Montreal can now face armed violence, says Minister Bonnardel
François Bonnardel now wants to see results on the sidelines of the rise in armed violence that has been observed for two weeks.
Minister of Public Security , François Bonnardel, with the head of the SPVM, Fady Dagher.
In an interview with Radio-Canada, the Quebec Minister of Public Security, François Bonnardel, believes that his government has provided in recent months all the tools necessary for the City of Montreal so that it can effectively fight against armed violence.
There is no government that has done so much to support the [Service de police de la Ville de Montréal] (SPVM). It is the largest police force with the Sûreté du Québec (SQ). What we have given are means that allow director Fady Dagher to have additional police officers to counter armed violence, said François Bonnardel.
In the past 14 days in Greater Montreal, two 18- and 21-year-olds were shot and killed, then two 16-year-olds and a young man were stabbed.

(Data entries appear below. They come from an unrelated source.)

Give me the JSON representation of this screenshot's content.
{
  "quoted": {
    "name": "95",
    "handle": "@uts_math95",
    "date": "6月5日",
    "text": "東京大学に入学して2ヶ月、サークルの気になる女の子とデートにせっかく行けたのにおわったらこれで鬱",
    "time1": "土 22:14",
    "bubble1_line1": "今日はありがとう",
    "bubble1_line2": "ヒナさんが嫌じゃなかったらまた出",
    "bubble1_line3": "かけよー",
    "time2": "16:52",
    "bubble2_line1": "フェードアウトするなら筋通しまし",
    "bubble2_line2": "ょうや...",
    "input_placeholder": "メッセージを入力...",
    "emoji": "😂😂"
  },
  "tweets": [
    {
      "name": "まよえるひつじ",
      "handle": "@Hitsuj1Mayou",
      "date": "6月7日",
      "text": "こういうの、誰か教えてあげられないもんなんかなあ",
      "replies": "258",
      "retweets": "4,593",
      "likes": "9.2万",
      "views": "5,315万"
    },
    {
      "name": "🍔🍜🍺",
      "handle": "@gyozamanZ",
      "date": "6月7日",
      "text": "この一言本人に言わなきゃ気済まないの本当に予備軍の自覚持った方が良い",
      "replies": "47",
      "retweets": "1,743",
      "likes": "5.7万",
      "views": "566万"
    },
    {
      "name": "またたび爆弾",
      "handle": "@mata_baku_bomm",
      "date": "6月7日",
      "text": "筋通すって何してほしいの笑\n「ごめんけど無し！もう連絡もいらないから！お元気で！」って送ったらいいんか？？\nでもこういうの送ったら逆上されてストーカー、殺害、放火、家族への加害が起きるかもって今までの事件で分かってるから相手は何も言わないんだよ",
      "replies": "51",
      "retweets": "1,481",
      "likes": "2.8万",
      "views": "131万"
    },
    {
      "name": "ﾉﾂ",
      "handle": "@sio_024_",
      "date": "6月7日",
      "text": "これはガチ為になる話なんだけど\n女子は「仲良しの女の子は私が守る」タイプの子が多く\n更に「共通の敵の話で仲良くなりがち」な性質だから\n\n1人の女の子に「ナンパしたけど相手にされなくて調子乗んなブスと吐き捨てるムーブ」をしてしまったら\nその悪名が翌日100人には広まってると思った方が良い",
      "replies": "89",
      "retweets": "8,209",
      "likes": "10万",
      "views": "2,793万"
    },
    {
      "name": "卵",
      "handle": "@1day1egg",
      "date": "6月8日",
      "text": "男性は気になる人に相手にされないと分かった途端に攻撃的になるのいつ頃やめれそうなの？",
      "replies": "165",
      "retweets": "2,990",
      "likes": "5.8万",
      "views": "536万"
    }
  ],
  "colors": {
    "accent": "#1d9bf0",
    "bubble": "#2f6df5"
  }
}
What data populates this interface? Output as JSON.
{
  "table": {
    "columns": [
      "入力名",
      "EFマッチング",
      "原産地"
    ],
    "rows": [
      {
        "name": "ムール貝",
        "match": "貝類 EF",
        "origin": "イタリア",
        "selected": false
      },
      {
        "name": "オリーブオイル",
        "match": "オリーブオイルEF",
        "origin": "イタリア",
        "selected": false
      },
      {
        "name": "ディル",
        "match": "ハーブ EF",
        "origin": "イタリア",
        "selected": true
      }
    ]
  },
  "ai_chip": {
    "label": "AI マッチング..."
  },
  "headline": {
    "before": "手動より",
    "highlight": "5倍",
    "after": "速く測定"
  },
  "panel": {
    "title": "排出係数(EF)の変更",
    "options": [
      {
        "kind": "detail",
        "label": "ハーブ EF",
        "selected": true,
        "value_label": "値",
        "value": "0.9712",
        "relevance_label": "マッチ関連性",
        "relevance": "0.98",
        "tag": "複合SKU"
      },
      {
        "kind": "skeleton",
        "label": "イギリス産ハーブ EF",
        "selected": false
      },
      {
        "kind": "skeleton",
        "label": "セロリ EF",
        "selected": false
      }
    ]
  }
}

This is without taking into account the attempted murder by bullets or the shots aimed at private residences which occupied the SPVM police officers.
I understand, like you, that since the last days, there is an upsurge [in armed violence]. Now, all the tools are there to have the police to reassure the population and support those who are already on the ground, he added.
The minister does not hide that he expects to see results on the ground when, according to our police sources, criminal intelligence at the SPVM indicates that the summer season could set the tone for new outbreaks of violence army.
“It's a fight [against armed violence] that is important to reassure the population, to secure our streets. And to give tools to Montreal to say: "Here is what we have for you. Now it's up to you to respond and deliver the goods.” »
— François Bonnardel, Quebec Minister of Public Security
Minister François Bonnardel believes that the Government of Quebec has given all the tools in Montreal to get involved in the fight against armed violence.
Over the past seven months, millions of dollars and legislative changes to the Police Act have followed one another in favor of recruiting police officers for the metropolis.
Bill 14 recently filed by François Bonnardel will allow the SPVM to hire civilians with expertise relevant to the police environment.
The model resembles that adopted by the FBI in the United States, where professionals without police experience become agents in specific fields of expertise.
In Quebec, it will be a first for a police force.
This is a first in Quebec in order to offer the necessary flexibility to the Montreal police to recruit civilians as police officers to support specialized criminal investigations, such as cybercrime, Bonnardel explains.
But the most concrete short-term benefit for increasing the police presence on the streets of Montreal is undoubtedly the graduation of the first 72 police cadets who formed the first cohort of recruits exclusive to the SPVM.
These future police officers will be on duty starting next week in the streets of Montreal.
This represents an annual investment of three million dollars in order to set up this new cohort, mentions Mr. Bonnardel, who attended the graduation ceremony.
The first cohort reserved for the SPVM has officially received its diploma at the École nationale de police du Québec, in Nicolet.
Earlier this week, the Ministry of Public Security announced that the Attestation of Collegial Studies (AEC) program for recruiting minority candidates had been expanded to allow the hiring of 140 police officers. to conventional status throughout Quebec, bringing the total to 230.
Of this number, 105 are intended for the SPVM.
Always at the provincial level, the capacity to train police officers annually will increase from 650 to 1000 recruits as of 2024, at the National Police School of Quebec (ENPQ).
The SPVM will also benefit from the increase in this pool of recruits.
Thus 350 more police officers will be trained annually. Usually, the SPVM comes to hire 30% of all ENPQ graduates, estimates the Minister of Public Security.
Before the start of the last campaign provincial election, in August 2022, the City of Montreal was granted an envelope of $225 million over five years.
This money will make it possible to add 225 police officers [au net] to the ranks of the SPVM, explains François Bonnardel.
An additional envelope of 25 million, also over five years, had been announced for prevention and the community.
Projects such as the Mobile Mediation and Social Intervention Team (EMMIS) will be able to take advantage of the addition of social workers well beyond the Ville-Marie borough.
The return of the summer season could set the tone for waves of armed violence in certain sectors of the metropolis. (File photo)
Finally, $150 million has already been injected by the Quebec government into the national strategy CENTAURE, whose mission is to stop firearms trafficking. This envelope allows Montreal to finance several specialized SPVM teams to combat armed violence.
There are mixed teams of police officers from the SQ, Montreal and Laval who are present weekdays and weekends in the field. The problem of armed violence is not going to disappear tomorrow morning, we must continue to put police officers on the ground with the means we have given ourselves, says the Minister of Public Security.
Would the government be prepared to loosen the purse strings further if the City of Montreal asked for more money and resources in the coming months?
The tools are all there. Now, we have to reassure our population and do the work, Mr. Bonnardel concludes.